- **What is required**
Go through the data below and report how many lines contain "name"; the reply holds only that number.

- **Input records**
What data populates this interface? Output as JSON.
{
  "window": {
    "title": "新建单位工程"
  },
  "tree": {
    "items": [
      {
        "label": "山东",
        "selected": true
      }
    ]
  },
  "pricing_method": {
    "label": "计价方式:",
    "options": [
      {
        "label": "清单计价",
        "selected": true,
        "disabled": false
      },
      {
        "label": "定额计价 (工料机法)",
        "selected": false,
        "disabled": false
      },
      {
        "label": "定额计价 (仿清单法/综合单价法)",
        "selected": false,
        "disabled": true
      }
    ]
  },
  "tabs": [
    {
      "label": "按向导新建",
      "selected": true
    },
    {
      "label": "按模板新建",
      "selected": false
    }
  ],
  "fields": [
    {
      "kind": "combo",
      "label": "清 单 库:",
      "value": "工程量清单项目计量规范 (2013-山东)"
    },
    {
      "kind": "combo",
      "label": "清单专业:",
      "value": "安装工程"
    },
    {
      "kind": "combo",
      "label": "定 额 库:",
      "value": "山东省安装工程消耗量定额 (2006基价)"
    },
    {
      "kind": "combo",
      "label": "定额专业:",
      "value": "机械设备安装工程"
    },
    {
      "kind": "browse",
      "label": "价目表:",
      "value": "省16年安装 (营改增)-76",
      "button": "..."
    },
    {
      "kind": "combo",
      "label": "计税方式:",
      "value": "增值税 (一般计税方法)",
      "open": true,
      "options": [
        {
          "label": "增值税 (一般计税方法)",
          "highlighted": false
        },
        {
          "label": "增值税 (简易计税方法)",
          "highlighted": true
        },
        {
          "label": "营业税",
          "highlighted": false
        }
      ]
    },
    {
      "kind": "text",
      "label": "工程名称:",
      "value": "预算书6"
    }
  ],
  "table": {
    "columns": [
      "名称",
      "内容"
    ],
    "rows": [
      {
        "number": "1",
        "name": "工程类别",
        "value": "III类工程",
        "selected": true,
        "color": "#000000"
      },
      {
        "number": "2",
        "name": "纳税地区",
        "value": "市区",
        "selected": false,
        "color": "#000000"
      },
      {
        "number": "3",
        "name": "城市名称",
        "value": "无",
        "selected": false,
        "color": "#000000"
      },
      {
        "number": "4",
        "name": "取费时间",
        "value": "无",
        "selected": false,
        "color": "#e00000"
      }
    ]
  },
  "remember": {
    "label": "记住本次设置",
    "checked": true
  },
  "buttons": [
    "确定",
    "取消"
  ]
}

- **Exercise output**
4